Andrew Friedenthal (UT AMS PhD, 2014) published his second academic monograph this year, The World of DC Comics (Routledge, 2019). AMS :: ATX sat down with Friedenthal to discuss the origins of the new project, the inspiration he draws from imaginary worlds, and how his training in American Studies shapes his work as a writer, playwright and critic.
1. Can you tell us a little bit about your new book, The World of DC Comics, and how you came to the project?
A major source for the theoretical backing of my first book (Retcon Game: Retroactive Continuity and the Hyperlinking of America) was Mark J. P. Wolf’s Building Imaginary Worlds: The Theory and History of Subcreation. When it came time to get a pull quote for the front of the book, the publisher and I approached Mark, who was gracious enough to provide one. He then wrote to me about the new Imaginary Worlds series that he’s editing four Routledge press. Spinning out of his earlier work, the series consists of relatively short academic monograph exploring various fictional worlds, ranging from Mr. Roger’s “Neighborhood of Make-Believe” to The Walking Dead. Since Retcon Game dealt so extensively with comic book continuity, Mark thought of me for writing a book about the world of DC Comics.
My first proposal for the book was way too broad for a small, focused text, so I tried to center in on what I thought made the world-building in DC Comics’ publications unique. What I realized, then, was that this was the first fictional world to fully exploit the possibilities of a multiverse—the idea of parallel realities with similar, slightly different, and/or radically unique takes on the same world, characters, storylines, etc. So the book became a history and examination of how DC Comics has used the concept of a multiverse to tell stories that focus on legacy, possibility, and (most importantly) fun!
And according to my grandmother, you can understand it even if you’re not previously familiar with the comic book stories or characters I discuss and analyze.
2. What projects or people have inspired your work?
Janet Davis was my advisor at UT, and she’s my primary model as a scholar. I learned from her that to interrogate popular culture means to constantly keep aware of intersectional issues of race, gender, class, sexuality, etc., and that following your personal interests, fascinations, and obsessions can be a fruitful endeavor so long as you always keep in mind the “so what” question of why these things are meaningful. As previously mentioned, I’m also very influenced as a scholar by Mark J. P. Wolf, who has sort of laid out the framework for how to interrogate large-scale fictional constructs like the DC Universe.

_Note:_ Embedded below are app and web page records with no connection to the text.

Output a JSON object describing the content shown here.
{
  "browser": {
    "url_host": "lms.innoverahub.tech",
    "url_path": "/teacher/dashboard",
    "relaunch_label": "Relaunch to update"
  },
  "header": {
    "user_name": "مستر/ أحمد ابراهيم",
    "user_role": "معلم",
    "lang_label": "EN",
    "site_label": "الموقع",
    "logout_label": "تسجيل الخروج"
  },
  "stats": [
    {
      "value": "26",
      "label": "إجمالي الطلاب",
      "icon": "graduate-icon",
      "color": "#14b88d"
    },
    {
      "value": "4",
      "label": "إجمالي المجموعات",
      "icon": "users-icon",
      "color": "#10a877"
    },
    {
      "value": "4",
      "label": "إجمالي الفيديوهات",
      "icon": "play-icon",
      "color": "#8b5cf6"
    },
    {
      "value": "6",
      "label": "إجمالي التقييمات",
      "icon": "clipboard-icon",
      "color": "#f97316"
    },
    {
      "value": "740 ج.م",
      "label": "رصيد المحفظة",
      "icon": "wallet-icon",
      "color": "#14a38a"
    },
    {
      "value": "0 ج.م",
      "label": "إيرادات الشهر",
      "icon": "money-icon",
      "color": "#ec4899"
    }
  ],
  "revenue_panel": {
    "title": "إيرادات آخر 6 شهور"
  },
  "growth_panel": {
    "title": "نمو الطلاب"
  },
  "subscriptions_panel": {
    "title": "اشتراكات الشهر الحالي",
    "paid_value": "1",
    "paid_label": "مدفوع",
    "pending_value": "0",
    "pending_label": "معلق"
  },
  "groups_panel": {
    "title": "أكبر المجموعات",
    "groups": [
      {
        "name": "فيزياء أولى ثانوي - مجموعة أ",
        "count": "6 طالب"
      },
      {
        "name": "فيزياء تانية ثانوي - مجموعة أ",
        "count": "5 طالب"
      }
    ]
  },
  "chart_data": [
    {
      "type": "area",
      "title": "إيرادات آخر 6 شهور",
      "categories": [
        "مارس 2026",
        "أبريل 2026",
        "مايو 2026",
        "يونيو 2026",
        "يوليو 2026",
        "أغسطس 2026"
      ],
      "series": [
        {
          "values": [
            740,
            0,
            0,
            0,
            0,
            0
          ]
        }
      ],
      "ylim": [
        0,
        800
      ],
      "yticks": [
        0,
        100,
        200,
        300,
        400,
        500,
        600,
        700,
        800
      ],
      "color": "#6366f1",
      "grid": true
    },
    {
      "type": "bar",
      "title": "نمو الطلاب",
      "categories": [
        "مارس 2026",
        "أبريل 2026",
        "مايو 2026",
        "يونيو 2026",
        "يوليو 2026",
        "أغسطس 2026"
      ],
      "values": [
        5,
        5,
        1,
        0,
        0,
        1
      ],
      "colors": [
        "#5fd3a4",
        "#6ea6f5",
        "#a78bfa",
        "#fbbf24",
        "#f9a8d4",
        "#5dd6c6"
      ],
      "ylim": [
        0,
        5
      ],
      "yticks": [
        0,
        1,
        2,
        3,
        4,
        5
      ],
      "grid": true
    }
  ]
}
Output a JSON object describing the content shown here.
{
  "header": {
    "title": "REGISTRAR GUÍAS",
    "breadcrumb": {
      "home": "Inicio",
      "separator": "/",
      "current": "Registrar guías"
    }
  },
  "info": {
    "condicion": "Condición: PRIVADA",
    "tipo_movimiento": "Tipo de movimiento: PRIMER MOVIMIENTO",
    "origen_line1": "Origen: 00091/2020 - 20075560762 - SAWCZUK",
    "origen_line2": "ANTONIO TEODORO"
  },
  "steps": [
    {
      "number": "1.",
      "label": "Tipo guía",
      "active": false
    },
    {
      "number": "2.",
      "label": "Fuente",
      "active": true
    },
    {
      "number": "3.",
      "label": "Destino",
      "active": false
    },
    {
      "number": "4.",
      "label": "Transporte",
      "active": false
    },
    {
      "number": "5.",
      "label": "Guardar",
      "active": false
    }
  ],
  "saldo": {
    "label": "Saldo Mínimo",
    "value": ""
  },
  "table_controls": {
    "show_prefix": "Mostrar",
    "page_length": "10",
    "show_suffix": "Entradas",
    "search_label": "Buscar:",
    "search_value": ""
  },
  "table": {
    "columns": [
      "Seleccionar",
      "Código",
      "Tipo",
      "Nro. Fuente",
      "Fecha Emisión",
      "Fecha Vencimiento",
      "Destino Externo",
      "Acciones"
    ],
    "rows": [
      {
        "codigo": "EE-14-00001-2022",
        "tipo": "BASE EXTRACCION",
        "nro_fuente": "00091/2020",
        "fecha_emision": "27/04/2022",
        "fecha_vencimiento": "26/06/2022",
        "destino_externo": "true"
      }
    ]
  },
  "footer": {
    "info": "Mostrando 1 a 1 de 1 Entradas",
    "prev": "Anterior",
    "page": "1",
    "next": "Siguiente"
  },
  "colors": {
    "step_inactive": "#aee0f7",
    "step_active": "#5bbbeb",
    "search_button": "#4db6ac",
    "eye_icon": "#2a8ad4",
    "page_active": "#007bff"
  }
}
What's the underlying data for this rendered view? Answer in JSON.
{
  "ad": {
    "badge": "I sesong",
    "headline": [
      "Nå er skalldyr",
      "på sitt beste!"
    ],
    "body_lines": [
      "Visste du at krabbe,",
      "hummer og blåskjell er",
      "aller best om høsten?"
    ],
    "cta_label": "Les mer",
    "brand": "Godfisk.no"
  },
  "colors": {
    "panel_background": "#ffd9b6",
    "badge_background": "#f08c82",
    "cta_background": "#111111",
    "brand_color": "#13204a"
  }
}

However, I’m probably most inspired by creative works. The reason I like exploring fictional realms of such big scope is because I love escaping into the world of comic books, or Star Wars, or theme parks. In fact, perhaps my biggest inspiration is, believe it or not, the Disney theme parks. The way in which the Disney Imagineers create wholly immersive realms that pay attention to every detail never ceases to amaze me, and so I always try to bring that same sense of structure, scale, and specificity to my own work, whether it’s creative, journalistic or academic.
3. How does your background in American Studies impact your writing, and your career in general?
My current “day job” is as a copywriter, which involves a mix of technical detail, attention to careful crafting of language, and the ability to think of an interconnected broader picture. These same skills are vital in my other work, as a playwright and a theater critic/reviewer here in Austin.
All of that comes from the academic training I received in American Studies, a field that encourages an equal focus on both that zoomed out focus and very tiny intricacies. So it has impacted my career and my writing outside of my academic work, allowing me to look at both the large and the small scale simultaneously.
4. What advice do you have for students in our department about getting the most out of their experience at UT?
Probably my biggest advice is to not center your life around UT or the department. As much as I learned all the skills I use in my current jobs as a graduate student, a great deal of career-building comes from good old-fashioned networking. Much of my social life during my time in grad school centered around a competitive karaoke league, and I volunteered to run the league’s social media. It was through that experience, and the contacts I made as a result, that I was able to get my foot in the door in the copywriting world. They say that luck is what happens when opportunity meets preparedness—grad school gives you the preparedness, but getting out there and living a life besides graduate work gives you the opportunities.
I would also say start thinking now about what kind of career you’d like to pursue besides the traditional tenure-track path. Those jobs are getting rarer and harder to get, but you can parlay your skills into so many different exciting directions, and focusing too much on just one road to success and happiness risks setting yourself up for disappointment.
5. What projects are you excited to work on in the future?
I’m currently writing a paper for an edited collection about fictional narratives inspired by tourist attractions, and long-term I want to work on a broader project about immersive entertainment, in general.
But my primary focus right now is actually on the creative side. I’m workshopping several new plays and getting started on some other creative writing projects, all of which should keep me busy for a few years before I (hopefully) return to another academic monograph.